AVAILABLE DATA below:

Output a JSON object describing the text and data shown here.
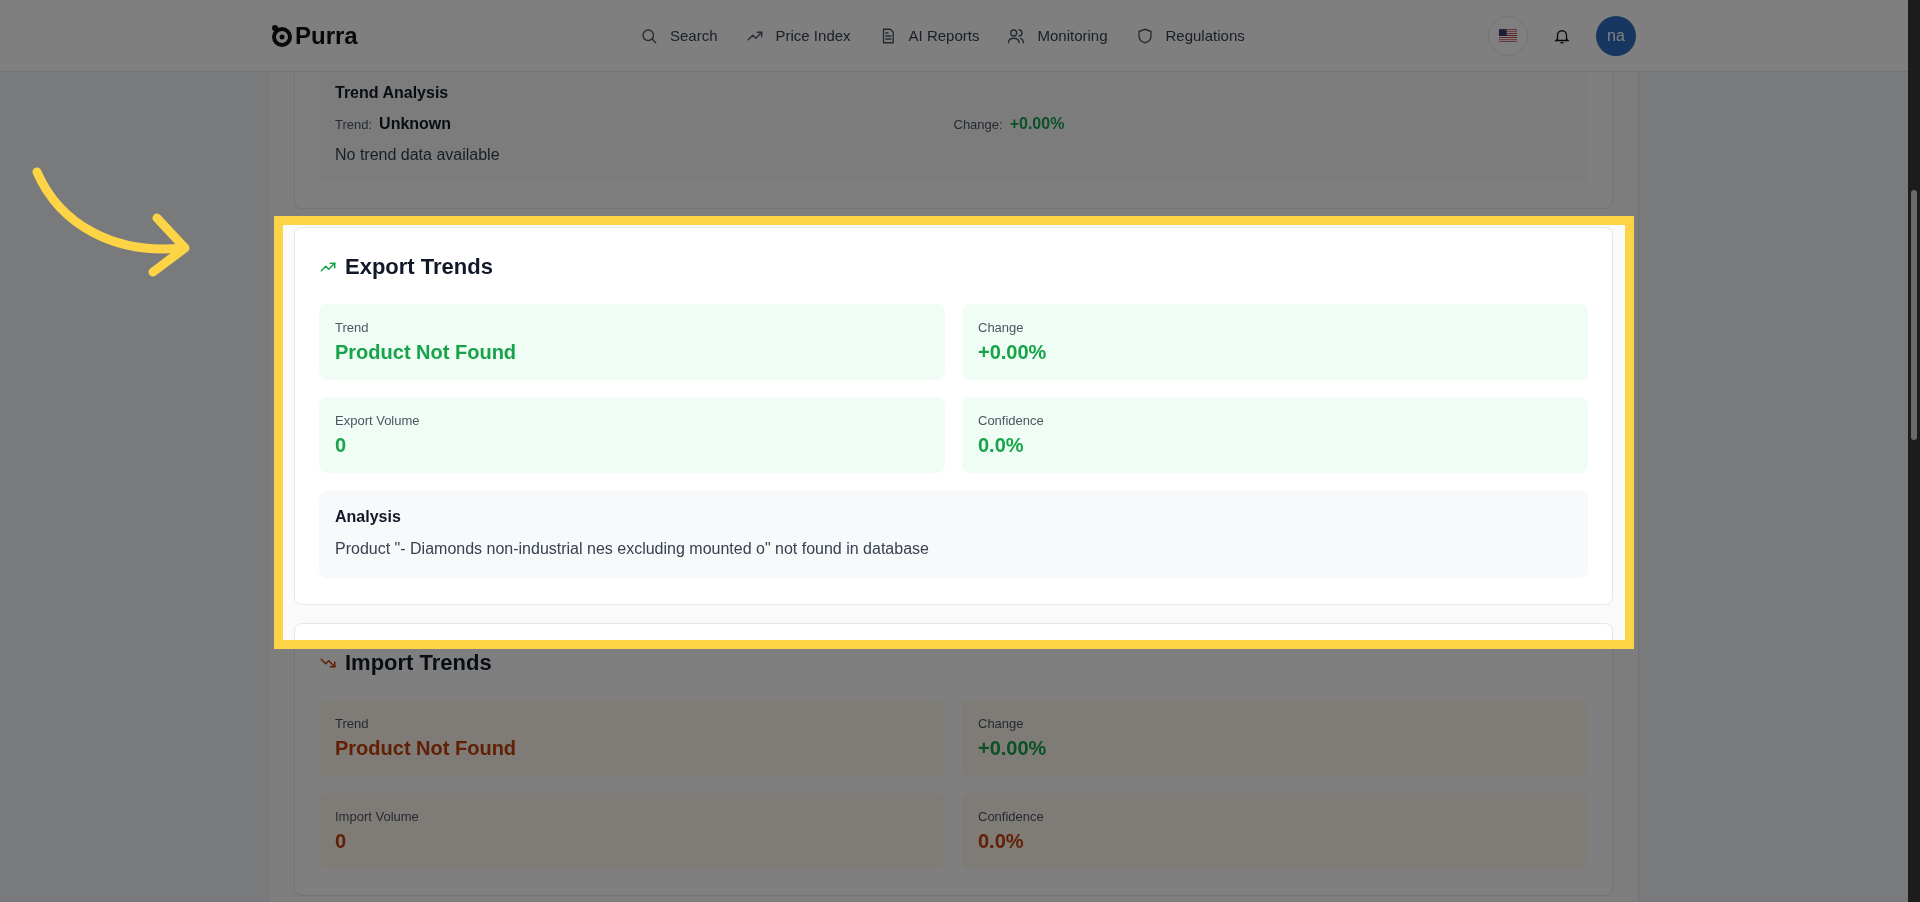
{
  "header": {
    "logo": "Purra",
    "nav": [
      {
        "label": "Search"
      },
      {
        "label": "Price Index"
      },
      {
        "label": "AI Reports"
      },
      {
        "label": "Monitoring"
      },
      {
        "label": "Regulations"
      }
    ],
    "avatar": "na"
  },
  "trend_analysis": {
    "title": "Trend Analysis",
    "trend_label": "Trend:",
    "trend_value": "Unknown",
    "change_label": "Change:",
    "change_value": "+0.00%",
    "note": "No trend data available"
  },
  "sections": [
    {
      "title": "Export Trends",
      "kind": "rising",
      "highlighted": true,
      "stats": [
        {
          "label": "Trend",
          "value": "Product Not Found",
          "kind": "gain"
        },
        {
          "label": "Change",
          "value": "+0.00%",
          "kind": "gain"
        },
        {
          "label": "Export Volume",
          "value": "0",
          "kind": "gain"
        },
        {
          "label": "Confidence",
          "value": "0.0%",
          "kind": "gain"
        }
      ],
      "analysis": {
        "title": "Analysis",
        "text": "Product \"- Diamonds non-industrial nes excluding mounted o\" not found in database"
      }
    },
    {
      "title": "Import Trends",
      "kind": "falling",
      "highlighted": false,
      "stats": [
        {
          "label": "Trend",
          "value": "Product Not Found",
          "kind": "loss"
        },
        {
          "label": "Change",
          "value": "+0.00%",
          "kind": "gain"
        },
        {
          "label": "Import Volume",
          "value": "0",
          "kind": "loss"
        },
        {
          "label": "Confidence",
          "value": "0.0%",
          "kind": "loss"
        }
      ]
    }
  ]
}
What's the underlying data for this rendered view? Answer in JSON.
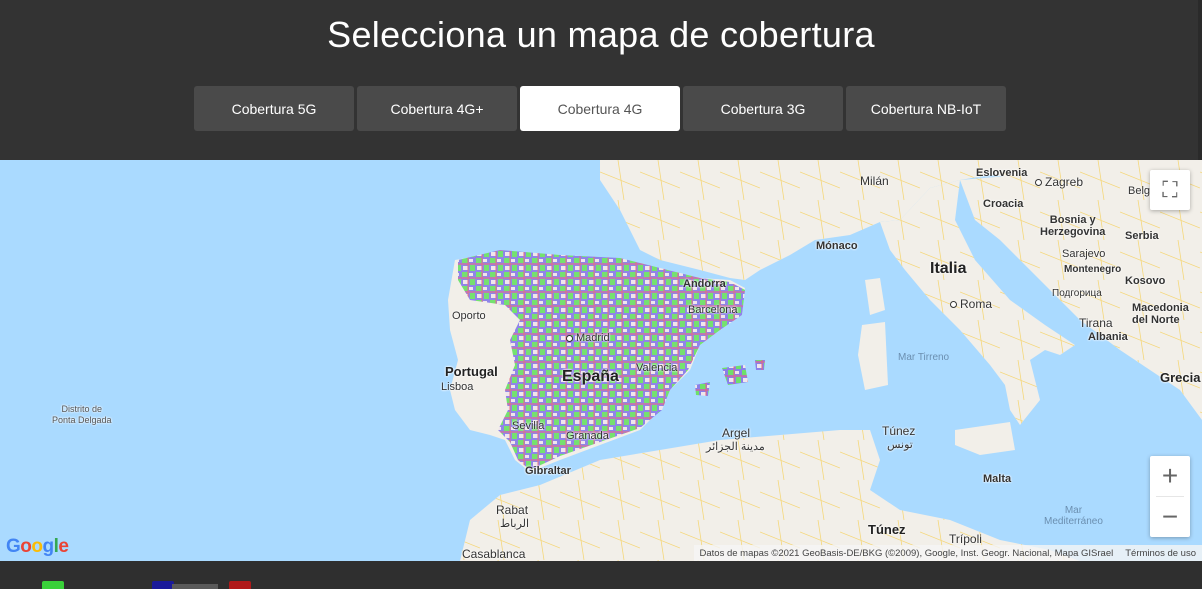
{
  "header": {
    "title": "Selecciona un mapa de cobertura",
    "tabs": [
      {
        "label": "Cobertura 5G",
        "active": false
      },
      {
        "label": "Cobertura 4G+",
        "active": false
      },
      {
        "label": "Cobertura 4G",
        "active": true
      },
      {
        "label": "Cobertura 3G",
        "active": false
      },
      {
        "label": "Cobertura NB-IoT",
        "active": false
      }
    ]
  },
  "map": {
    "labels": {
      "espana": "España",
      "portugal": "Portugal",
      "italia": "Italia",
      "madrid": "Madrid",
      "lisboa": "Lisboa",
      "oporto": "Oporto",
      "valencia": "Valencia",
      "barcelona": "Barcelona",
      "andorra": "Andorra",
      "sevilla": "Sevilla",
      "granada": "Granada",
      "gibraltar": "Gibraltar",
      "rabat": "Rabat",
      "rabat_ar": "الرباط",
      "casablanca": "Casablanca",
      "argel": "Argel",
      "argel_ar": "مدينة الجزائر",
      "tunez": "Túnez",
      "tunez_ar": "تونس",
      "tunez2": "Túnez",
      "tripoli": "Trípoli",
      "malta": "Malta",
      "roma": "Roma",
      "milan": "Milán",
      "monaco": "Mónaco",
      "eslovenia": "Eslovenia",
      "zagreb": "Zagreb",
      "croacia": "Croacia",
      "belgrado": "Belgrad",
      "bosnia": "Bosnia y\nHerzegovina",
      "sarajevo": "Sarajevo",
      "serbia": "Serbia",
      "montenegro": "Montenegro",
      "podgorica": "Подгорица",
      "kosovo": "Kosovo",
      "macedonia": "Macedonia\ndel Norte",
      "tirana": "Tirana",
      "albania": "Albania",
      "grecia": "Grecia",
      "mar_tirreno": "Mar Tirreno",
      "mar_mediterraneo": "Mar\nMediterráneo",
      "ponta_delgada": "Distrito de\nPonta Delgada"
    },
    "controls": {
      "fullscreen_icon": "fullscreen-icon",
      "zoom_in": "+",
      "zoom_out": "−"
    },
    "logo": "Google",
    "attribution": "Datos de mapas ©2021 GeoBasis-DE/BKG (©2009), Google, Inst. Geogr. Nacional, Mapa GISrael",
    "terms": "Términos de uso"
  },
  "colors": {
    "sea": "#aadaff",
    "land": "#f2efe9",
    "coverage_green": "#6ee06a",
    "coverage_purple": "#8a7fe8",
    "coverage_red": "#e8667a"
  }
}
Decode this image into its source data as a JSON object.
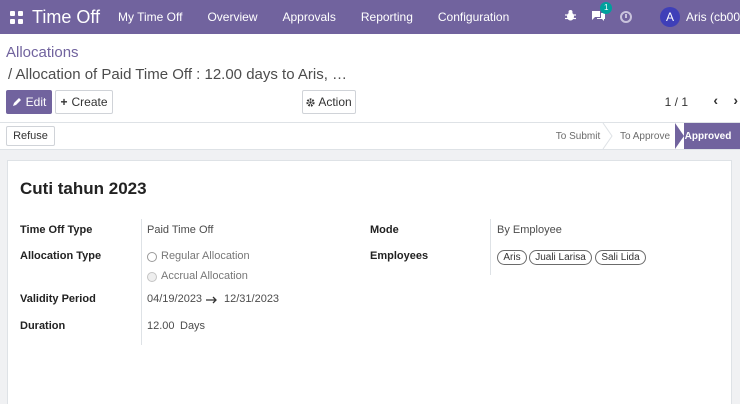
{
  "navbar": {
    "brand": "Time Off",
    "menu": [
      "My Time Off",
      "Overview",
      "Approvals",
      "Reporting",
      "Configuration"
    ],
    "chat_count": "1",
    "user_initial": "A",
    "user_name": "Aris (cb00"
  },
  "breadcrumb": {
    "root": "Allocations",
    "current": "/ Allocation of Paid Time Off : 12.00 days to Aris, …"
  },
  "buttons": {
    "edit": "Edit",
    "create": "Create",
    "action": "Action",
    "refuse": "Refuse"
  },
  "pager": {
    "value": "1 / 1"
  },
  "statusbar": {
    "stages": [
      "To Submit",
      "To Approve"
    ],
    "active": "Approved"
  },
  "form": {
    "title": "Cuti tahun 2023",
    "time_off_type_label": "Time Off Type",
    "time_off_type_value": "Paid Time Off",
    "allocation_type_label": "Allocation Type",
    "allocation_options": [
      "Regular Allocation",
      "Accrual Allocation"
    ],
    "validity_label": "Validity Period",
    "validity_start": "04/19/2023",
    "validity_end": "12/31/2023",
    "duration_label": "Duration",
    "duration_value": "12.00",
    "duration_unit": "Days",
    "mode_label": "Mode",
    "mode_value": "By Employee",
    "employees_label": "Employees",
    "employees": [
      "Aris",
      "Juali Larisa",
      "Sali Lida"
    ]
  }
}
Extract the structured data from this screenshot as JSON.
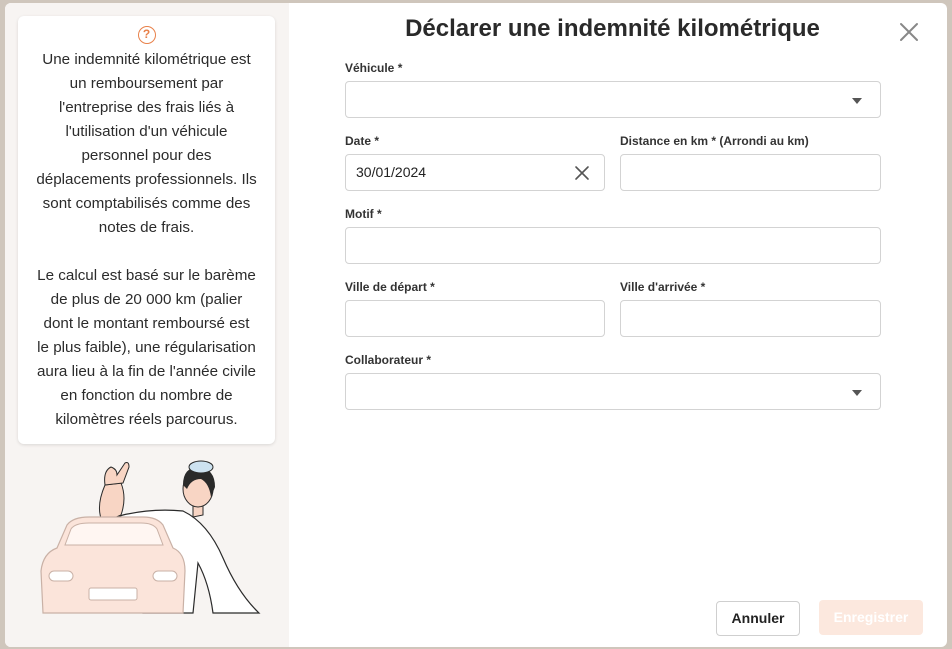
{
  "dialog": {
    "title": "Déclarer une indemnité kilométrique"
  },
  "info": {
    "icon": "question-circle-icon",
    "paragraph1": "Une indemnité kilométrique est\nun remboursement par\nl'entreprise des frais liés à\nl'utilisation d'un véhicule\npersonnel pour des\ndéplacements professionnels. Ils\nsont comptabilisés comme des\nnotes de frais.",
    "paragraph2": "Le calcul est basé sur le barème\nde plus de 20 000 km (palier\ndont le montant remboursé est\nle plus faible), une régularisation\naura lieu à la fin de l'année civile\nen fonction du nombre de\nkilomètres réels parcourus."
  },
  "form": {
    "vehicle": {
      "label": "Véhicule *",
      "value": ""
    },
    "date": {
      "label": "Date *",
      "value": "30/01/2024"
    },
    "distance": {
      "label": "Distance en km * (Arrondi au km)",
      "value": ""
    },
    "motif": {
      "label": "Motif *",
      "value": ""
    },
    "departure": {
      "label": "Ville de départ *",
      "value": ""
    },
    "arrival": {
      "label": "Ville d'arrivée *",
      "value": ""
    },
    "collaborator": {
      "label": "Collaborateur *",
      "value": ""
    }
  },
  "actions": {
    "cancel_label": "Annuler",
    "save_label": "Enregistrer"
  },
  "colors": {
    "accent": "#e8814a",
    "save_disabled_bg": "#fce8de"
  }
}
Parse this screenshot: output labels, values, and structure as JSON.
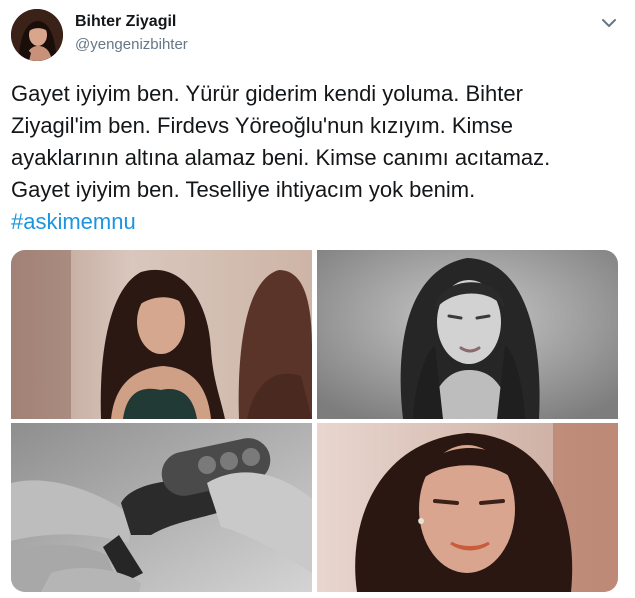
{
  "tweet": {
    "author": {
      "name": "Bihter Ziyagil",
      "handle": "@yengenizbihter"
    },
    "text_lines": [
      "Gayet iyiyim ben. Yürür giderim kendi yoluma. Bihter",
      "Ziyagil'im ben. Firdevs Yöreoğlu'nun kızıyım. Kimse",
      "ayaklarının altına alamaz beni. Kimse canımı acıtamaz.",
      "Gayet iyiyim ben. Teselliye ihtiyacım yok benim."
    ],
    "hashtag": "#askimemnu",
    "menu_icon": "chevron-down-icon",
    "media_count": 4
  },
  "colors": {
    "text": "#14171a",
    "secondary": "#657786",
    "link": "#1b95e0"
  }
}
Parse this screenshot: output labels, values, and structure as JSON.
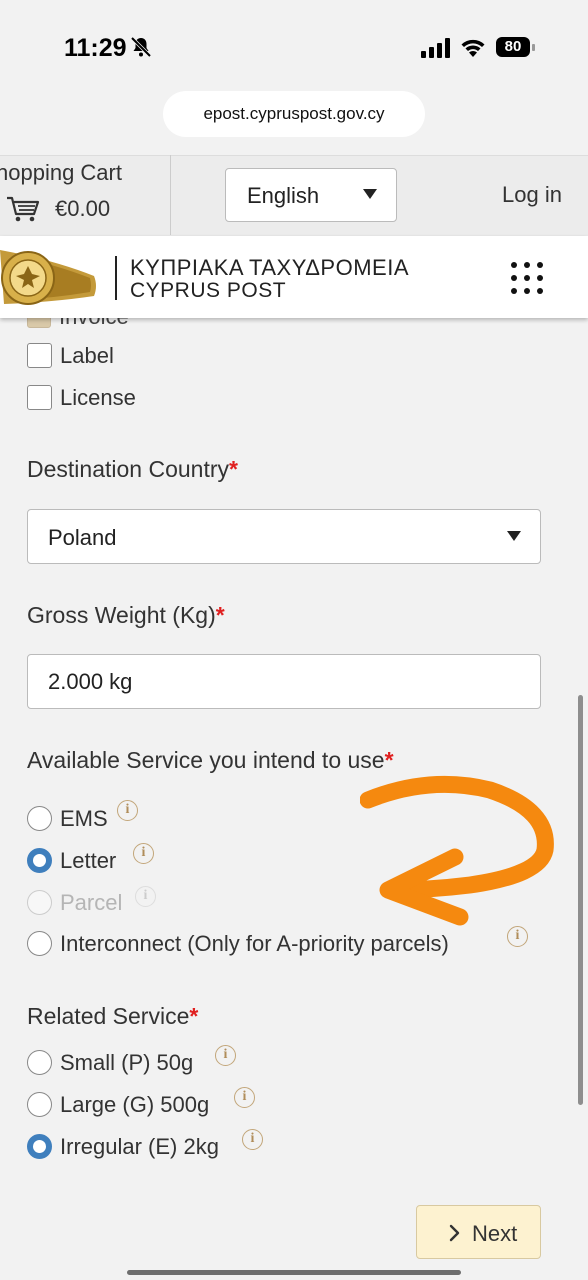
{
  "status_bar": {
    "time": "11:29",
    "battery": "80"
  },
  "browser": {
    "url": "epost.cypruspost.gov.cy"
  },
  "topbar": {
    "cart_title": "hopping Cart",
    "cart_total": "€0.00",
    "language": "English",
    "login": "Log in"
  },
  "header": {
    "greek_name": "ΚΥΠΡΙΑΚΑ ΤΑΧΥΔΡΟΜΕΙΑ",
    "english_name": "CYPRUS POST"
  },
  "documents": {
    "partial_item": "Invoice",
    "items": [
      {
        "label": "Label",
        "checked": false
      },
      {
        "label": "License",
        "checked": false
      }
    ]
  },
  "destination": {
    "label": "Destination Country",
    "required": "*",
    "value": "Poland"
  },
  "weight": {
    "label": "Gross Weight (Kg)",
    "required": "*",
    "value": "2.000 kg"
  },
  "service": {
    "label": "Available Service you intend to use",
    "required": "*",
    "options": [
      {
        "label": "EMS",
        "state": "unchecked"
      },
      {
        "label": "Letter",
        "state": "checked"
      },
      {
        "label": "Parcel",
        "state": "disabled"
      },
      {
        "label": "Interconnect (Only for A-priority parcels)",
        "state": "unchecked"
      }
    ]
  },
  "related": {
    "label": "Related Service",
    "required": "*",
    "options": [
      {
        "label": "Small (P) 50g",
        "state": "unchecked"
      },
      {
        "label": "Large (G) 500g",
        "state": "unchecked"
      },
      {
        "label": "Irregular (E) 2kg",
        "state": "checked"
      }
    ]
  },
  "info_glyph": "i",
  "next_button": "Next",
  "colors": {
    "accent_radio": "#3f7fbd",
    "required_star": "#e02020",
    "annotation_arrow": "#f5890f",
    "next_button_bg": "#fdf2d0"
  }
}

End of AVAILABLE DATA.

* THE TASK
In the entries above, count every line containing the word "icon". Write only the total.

* SOLUTION TO THE EXERCISE
3